Poor oral bioavailability limits the use of many chemopreventives in the prevention and treatment of cancer. To overcome this limitation, we report an improvised implant formulation (" coated" implants) using curcumin, individual curcuminoids, withaferin A and oltipraz. This method involves the coating of blank polycaprolactone implants with 20-30 layers of 10-20% polycaprolactone solution in dichloromethane containing 0.5-2% of the test agent. The in vitro release showed that while oltipraz was released with almost zero-order kinetics over 8weeks, curcumin, individual curcuminoids and withaferin A were released with some initial burst. The in vivo release was determined by grafting implants subcutaneously in A/J mice. When delivered by coated implants, oltipraz significantly diminished lung DNA adducts in mice treated with dibenzo[a,l]pyrene compared with sham treatment (28±7 versus 54±17 adducts/109 nucleotides). Withaferin A also diminished DNA adducts, but it was insignificant. Curcumin and individual curcuminoids were ineffective. Analysis of lung, liver and brain by UPLC-fluorescence showed the presence of the three test curcuminoids indicating effectiveness of the implant delivery system. Further, based on its known antitumor activity in vivo, withaferin A given via the implants significantly inhibited human lung cancer A549 xenograft in athymic nude mice, while it was ineffective when the same total dose was administered i.p. and required over 2-fold higher dose to elicit effectiveness. Together, our data suggest that coated polymeric implants can accommodate heat-labile compounds, can furnish sustained release for long duration, and elicit DNA damage-inhibiting and anti-tumor activities.

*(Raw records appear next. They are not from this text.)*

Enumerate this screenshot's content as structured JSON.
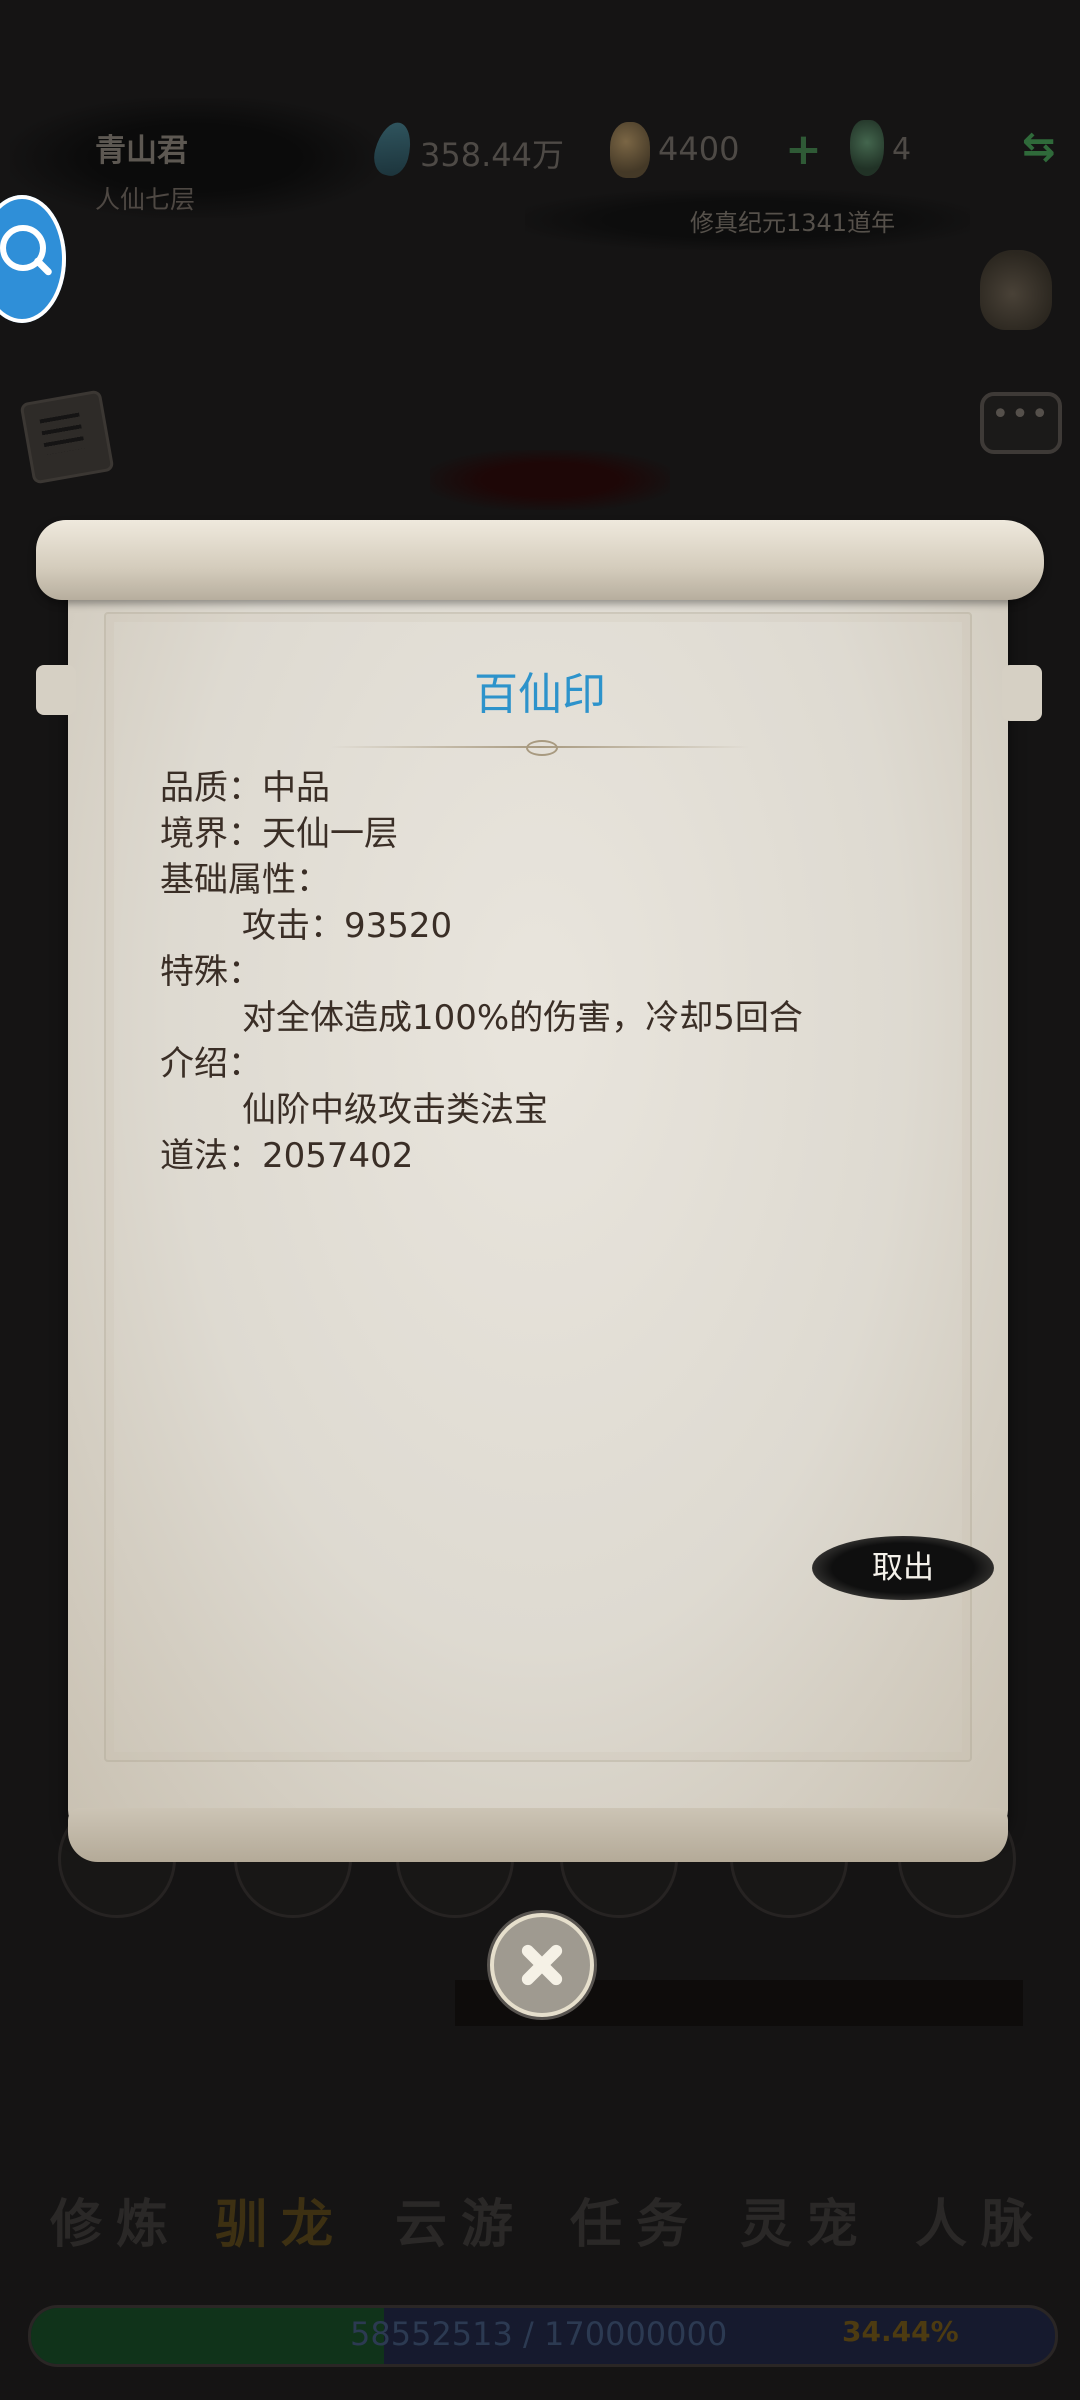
{
  "header": {
    "player_name": "青山君",
    "player_rank": "人仙七层",
    "spirit_stones": "358.44万",
    "gold": "4400",
    "jade": "4",
    "era": "修真纪元1341道年"
  },
  "nav": {
    "items": [
      "修炼",
      "驯龙",
      "云游",
      "任务",
      "灵宠",
      "人脉"
    ],
    "active": "驯龙"
  },
  "progress": {
    "text": "58552513 / 170000000",
    "percent_label": "34.44%",
    "value": 0.3444
  },
  "item_dialog": {
    "title": "百仙印",
    "quality_label": "品质：中品",
    "realm_label": "境界：天仙一层",
    "base_attr_heading": "基础属性：",
    "attack_line": "攻击：93520",
    "special_heading": "特殊：",
    "special_text": "对全体造成100%的伤害，冷却5回合",
    "intro_heading": "介绍：",
    "intro_text": "仙阶中级攻击类法宝",
    "dao_line": "道法：2057402",
    "take_out_label": "取出"
  },
  "colors": {
    "title_blue": "#2d93cb",
    "body_text": "#3a2e26",
    "background": "#151414",
    "search_fab": "#2f8fd8"
  },
  "icons": [
    "search-icon",
    "close-icon",
    "chat-icon",
    "book-icon",
    "bag-icon",
    "swap-icon",
    "gem-icon",
    "coin-icon",
    "jade-icon"
  ]
}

All Science Journal Classification (ASJC) codes
- Cancer Research